More than twenty one years after the democratic revolution took place in South Africa, the question of reconciliation is still an important one, also in and between churches. Concerning the voice of the churches in the transformation of the so-called post-apartheid society, there however seems to be a remarkable lack of a prophetic voice. Instead, in many churches in South Africa, a theology of wealth (i.e. prosperity gospel in its manifold forms) can be found – again, to a certain extent, providing the spiritual backbone for those in power, just as certain theologies provided the spiritual legitimization for apartheid. In short: South Africa urgently needs this conference of the Societas Homiletica on the role of preaching in our society, having a legacy of many vocal and gifted prophetical preachers, like Desmond Tutu, Allan Boesak, Beyers Naude, and many more. We are haunted by the fact that there currently seems to be a loss of moral leadership: “Where have all the prophets gone?”

It would seem however that quite a lot South Africa’s problems are not limited to this country, but can be discovered in many international contexts (e.g. the widening gap between poverty and wealth/privilege; meritocracy; and many other complex and confusing problems associated with transformation). Preaching in these contexts is always shaped by the prevalent image of God (e.g. as an omnipotent God; as the power of love, as the power of promise etc.) – and this is true for the form and the content of the sermons. At the same time, preaching is always somehow connected to a vision of “a good life”. In this aspect, it might be a challenge to reclaim even “prosperity” as a positive term in preaching – connecting it with God’s promise (of the reign of God, which is not automatically a comfortable promise, but which may provoke [pro-vovare] a new vision of life, church, and society) and with the hope for a better life.

In the discussions of the Board of the Societas Homiletica, held during January 2015 in Stellenbosch, South Africa, the interrelation of promise and preaching within the paradoxes of life became more and more important – and finally contributed towards the formulation of the title of the upcoming conference. The theme offers many nuances, for instance the promise given to preaching (what can we expect of preaching; what are the possibilities?), but also the (type of) promises that we preach, or should preach, within a world with many forms of “promises”- often broken or disillusioned, or as quick-fix solutions. The Board sees the theme as a strong possibility to link the specific context of the South African society to the international academic landscape. The theme for Societas Homiletica, 11-16 March 2016, is therefore proposed as follows: Preaching promise within the paradoxes of life
It is our privilege to invite all our members, and all other guests, to diarize this event, and join us in Stellenbosch to debate this important theme. Further detail concerning the program, registration, accommodation, the call for papers, etc. will be sent out within the coming weeks. For now, start planning your schedule to join us in sunny South Africa!
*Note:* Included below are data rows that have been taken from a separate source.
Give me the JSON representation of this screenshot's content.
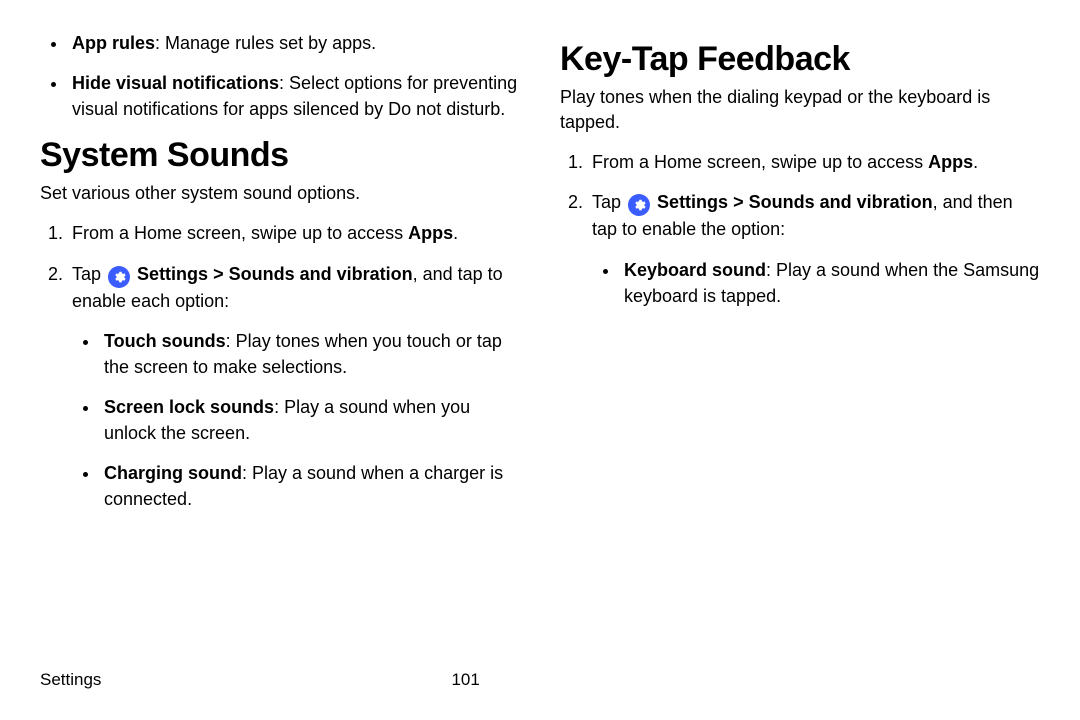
{
  "left": {
    "top_bullets": [
      {
        "label": "App rules",
        "text": ": Manage rules set by apps."
      },
      {
        "label": "Hide visual notifications",
        "text": ": Select options for preventing visual notifications for apps silenced by Do not disturb."
      }
    ],
    "heading": "System Sounds",
    "intro": "Set various other system sound options.",
    "step1_a": "From a Home screen, swipe up to access ",
    "step1_b": "Apps",
    "step1_c": ".",
    "step2_a": "Tap ",
    "step2_b": "Settings",
    "step2_c": " > ",
    "step2_d": "Sounds and vibration",
    "step2_e": ", and tap to enable each option:",
    "sub_bullets": [
      {
        "label": "Touch sounds",
        "text": ": Play tones when you touch or tap the screen to make selections."
      },
      {
        "label": "Screen lock sounds",
        "text": ": Play a sound when you unlock the screen."
      },
      {
        "label": "Charging sound",
        "text": ": Play a sound when a charger is connected."
      }
    ]
  },
  "right": {
    "heading": "Key-Tap Feedback",
    "intro": "Play tones when the dialing keypad or the keyboard is tapped.",
    "step1_a": "From a Home screen, swipe up to access ",
    "step1_b": "Apps",
    "step1_c": ".",
    "step2_a": "Tap ",
    "step2_b": "Settings",
    "step2_c": " > ",
    "step2_d": "Sounds and vibration",
    "step2_e": ", and then tap to enable the option:",
    "sub_bullets": [
      {
        "label": "Keyboard sound",
        "text": ": Play a sound when the Samsung keyboard is tapped."
      }
    ]
  },
  "footer": {
    "section": "Settings",
    "page": "101"
  }
}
Johan Cilliers
President of Societas Homiletica


[1] According to data released by the United Nations. In 2011, the United Nations’ agency for human settlement, UN-Habitat, released its State of the World’s Cities 2010/2011 report. Subtitled ‘Cities for All: Bridging the Urban Divide’ the report examined income inequality in cities around the world and reported that South Africa has the highest levels of 109 countries, with all regions studied.

[2] SKA stands for Square Kilometer Array. The project is shared with Australia.

[3] Etymologically speaking, the term Ubuntu comes from the Zulu and Sotho versions of a traditional African aphorism, often translated as “A person is a person through other persons”.

[4] Translated from Pro Veritate, 15 January 1972, pp. 5‐7, 20. Quoted from Len Hansen and Robert Vosloo, Oom Bey for the Future, 1.